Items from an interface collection

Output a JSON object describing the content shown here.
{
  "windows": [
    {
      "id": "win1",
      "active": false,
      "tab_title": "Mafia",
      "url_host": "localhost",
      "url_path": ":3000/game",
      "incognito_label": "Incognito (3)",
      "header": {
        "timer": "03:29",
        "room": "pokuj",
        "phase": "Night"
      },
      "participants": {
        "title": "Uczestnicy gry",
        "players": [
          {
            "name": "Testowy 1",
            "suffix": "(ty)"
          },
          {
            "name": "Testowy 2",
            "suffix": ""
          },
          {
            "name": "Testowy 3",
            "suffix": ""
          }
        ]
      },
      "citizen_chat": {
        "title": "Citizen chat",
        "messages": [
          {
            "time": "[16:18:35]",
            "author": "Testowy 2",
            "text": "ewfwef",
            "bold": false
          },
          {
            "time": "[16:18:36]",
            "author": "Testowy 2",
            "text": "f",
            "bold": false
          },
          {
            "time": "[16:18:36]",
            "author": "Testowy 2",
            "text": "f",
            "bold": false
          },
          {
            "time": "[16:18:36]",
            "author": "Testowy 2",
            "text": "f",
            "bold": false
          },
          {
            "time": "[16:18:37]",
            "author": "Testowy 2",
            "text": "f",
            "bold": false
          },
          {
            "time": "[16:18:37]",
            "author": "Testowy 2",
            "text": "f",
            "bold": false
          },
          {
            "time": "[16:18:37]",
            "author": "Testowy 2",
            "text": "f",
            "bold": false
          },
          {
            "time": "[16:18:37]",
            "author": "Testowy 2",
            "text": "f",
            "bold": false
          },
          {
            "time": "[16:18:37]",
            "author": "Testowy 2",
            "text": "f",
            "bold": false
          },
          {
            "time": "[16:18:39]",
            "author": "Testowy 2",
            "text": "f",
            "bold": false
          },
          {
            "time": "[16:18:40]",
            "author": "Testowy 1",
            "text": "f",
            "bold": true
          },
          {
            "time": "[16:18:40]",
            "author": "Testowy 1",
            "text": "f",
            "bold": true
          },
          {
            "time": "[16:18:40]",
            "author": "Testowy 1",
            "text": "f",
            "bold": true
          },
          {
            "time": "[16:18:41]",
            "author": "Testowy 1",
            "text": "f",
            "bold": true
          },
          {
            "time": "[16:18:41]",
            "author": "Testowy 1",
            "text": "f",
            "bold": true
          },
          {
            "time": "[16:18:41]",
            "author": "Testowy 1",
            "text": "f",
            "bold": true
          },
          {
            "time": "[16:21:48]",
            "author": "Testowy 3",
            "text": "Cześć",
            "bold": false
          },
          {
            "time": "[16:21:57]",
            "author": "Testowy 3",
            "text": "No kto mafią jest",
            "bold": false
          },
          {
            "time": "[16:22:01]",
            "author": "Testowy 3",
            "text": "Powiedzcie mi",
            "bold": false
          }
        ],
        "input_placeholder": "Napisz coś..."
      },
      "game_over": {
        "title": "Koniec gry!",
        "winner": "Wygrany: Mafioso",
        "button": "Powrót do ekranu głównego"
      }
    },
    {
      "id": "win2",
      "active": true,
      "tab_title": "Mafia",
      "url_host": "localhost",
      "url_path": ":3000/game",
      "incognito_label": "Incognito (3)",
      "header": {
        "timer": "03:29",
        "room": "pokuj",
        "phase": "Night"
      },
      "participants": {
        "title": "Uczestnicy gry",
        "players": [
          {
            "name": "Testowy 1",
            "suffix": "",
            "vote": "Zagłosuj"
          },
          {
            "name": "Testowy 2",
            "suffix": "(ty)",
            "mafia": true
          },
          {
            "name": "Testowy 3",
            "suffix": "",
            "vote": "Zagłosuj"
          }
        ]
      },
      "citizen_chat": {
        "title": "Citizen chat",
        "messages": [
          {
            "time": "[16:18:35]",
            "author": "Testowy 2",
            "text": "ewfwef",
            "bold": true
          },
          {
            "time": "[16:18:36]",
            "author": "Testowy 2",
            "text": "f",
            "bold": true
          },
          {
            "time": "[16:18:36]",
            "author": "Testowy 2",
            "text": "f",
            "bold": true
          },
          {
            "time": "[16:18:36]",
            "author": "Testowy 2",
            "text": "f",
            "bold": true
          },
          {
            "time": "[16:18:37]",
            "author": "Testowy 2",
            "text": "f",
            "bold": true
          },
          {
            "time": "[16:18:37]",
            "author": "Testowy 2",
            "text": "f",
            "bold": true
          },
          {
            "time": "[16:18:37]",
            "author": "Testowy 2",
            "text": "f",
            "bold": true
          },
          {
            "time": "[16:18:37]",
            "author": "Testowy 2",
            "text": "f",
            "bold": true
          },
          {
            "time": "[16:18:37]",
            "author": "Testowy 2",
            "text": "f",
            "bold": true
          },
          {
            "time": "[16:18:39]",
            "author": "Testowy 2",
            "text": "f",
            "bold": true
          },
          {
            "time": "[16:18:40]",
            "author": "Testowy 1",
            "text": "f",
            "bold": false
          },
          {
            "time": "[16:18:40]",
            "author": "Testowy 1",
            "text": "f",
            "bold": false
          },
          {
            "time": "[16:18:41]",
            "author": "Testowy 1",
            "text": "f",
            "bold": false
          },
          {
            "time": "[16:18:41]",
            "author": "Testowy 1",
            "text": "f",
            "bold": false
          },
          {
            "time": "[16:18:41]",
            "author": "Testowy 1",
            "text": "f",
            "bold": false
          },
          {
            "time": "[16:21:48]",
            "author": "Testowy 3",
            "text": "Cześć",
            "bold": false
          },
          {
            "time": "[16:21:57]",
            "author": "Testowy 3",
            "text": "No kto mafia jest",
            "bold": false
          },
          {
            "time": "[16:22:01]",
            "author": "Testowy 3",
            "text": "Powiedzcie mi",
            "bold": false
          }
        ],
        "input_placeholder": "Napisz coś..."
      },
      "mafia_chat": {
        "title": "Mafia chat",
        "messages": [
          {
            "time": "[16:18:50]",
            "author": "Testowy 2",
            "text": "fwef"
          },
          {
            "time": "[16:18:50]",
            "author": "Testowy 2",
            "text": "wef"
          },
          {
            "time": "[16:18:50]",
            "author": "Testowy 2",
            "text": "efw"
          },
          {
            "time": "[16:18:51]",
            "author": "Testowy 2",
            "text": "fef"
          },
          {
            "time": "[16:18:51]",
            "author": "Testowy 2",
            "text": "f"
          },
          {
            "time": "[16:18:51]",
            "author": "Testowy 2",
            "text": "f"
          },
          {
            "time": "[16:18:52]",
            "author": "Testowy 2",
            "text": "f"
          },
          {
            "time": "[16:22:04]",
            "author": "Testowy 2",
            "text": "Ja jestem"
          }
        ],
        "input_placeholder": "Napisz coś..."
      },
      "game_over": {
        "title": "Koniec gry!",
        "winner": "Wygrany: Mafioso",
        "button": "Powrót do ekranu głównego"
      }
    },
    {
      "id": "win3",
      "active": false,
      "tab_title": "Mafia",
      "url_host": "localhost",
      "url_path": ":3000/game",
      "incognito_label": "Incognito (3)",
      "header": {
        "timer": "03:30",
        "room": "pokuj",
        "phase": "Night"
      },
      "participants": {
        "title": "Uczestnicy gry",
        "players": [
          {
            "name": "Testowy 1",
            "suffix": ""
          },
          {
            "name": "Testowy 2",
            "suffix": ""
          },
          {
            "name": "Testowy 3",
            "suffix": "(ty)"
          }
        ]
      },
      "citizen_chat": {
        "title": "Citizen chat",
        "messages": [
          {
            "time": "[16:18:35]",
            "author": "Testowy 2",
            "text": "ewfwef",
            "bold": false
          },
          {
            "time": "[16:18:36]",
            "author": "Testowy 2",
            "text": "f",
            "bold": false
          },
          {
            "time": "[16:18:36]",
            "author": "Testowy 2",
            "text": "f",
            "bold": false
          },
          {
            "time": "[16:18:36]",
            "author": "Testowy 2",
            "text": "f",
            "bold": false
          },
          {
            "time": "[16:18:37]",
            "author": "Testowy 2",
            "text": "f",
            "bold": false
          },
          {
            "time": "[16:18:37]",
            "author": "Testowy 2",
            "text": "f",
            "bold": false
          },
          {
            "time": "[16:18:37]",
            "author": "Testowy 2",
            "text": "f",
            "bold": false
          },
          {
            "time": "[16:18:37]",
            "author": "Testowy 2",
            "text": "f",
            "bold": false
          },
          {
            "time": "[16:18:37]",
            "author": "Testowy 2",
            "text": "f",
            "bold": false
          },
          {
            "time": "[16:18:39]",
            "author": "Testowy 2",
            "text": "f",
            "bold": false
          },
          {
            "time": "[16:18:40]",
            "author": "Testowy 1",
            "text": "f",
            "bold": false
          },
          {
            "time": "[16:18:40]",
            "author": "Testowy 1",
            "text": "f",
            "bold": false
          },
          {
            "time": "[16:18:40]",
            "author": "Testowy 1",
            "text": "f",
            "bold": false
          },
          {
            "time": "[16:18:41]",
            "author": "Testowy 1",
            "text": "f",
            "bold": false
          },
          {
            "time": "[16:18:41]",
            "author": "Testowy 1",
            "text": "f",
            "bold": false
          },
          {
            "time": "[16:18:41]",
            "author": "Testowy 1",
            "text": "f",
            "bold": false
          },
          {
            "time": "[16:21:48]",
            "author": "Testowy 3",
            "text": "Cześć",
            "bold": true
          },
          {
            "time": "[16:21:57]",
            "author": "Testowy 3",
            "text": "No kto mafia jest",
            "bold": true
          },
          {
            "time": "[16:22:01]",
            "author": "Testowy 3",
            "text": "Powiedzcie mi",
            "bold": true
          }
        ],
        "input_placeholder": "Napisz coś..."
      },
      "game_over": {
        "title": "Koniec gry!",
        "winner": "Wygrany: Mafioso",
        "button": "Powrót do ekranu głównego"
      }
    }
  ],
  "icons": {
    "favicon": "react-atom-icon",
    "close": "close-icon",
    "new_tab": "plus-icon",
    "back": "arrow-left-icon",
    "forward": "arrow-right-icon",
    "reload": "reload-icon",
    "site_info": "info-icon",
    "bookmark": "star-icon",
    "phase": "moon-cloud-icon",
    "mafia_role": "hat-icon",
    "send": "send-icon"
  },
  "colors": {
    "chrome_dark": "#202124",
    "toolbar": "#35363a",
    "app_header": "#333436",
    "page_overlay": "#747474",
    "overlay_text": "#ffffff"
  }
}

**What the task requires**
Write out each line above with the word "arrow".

**Solved problem**
    "back": "arrow-left-icon",
    "forward": "arrow-right-icon",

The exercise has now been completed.